▶ [EXERCISE DIRECTIONS] Copy out every line in the entries below that includes "icon".

*** DATASET EXTRACT ***

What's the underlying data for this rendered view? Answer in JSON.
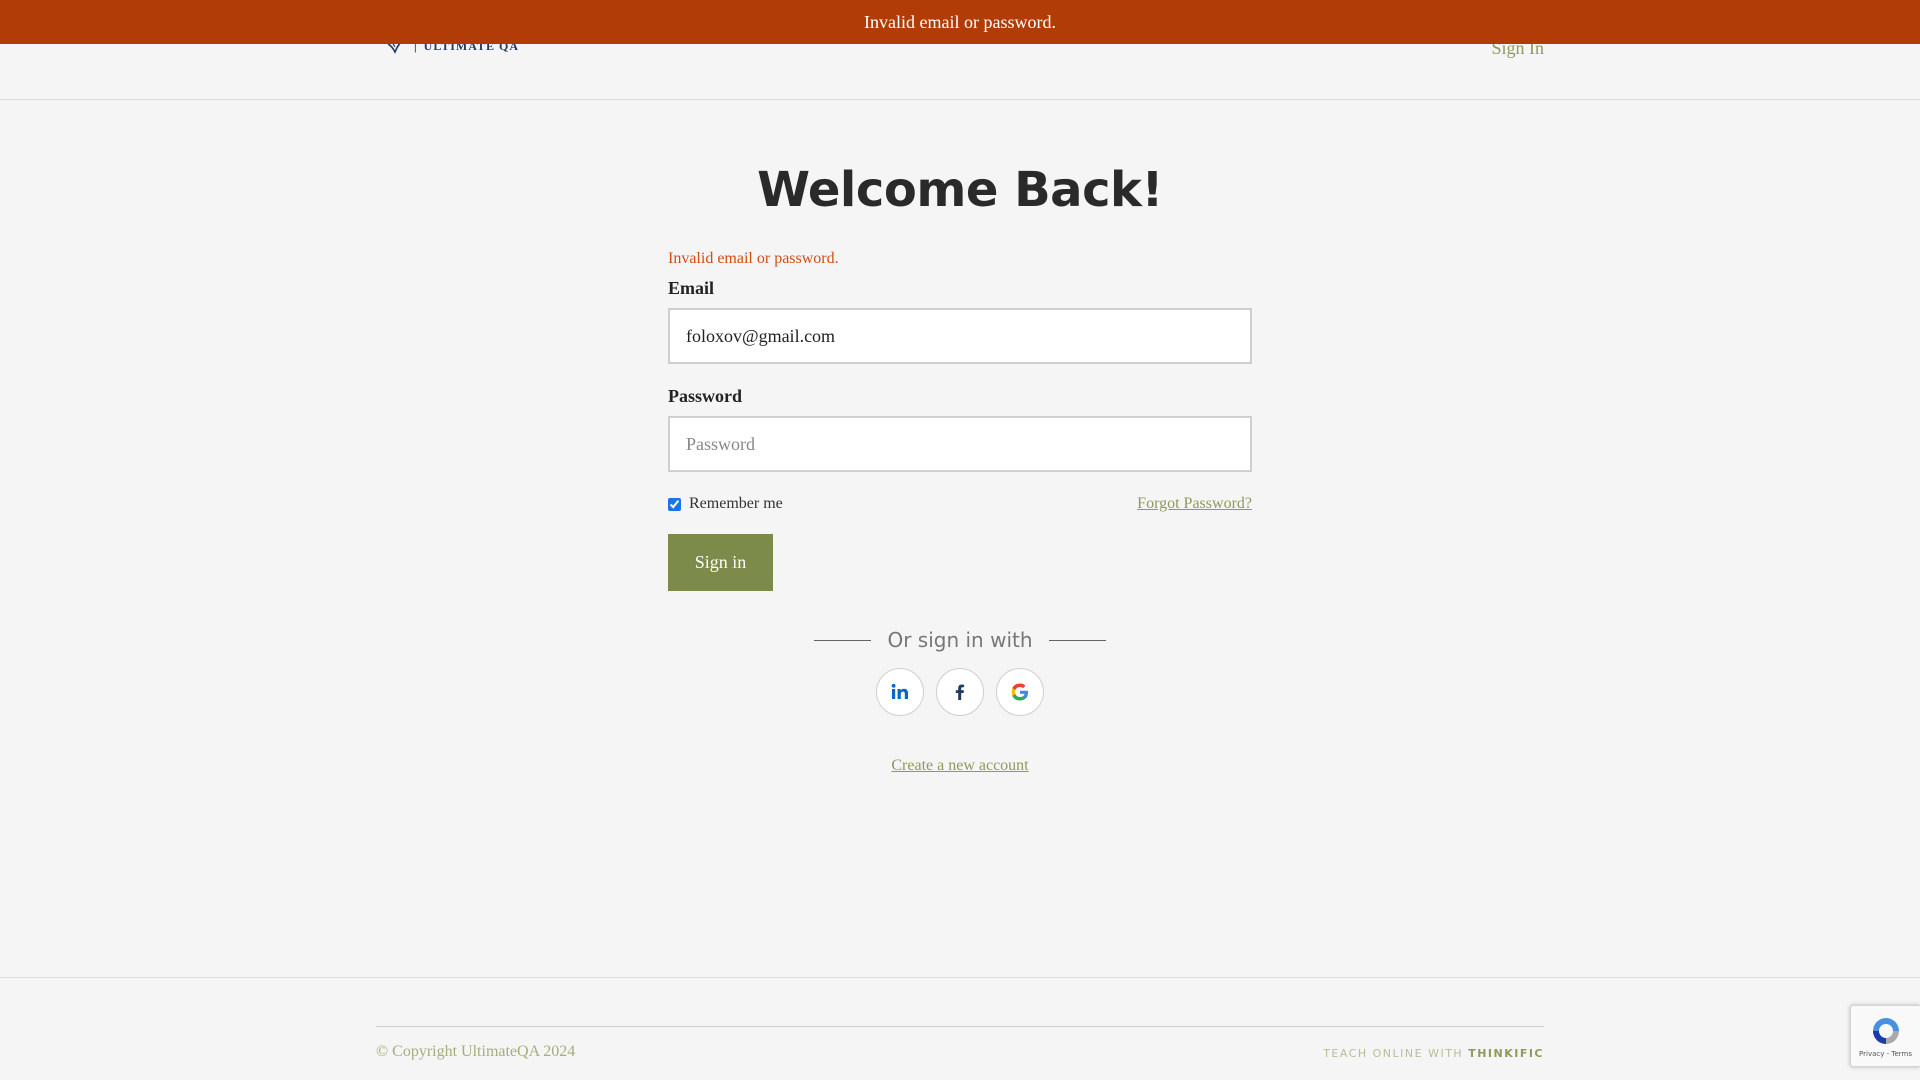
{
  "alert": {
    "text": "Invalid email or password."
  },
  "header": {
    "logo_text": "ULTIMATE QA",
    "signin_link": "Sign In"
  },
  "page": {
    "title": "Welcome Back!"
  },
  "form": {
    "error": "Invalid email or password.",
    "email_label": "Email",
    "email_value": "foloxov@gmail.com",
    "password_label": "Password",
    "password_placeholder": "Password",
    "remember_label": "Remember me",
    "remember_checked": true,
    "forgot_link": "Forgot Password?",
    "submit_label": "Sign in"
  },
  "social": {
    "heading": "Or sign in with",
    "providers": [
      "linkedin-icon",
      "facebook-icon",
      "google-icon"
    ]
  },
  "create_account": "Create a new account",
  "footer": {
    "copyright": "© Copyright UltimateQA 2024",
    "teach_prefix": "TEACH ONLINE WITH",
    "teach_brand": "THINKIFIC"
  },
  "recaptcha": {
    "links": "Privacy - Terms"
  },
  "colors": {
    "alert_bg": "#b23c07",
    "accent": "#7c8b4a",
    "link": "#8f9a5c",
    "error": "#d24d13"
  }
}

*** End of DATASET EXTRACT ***

▶ [RESPONSE AREA]
      "linkedin-icon",
      "facebook-icon",
      "google-icon"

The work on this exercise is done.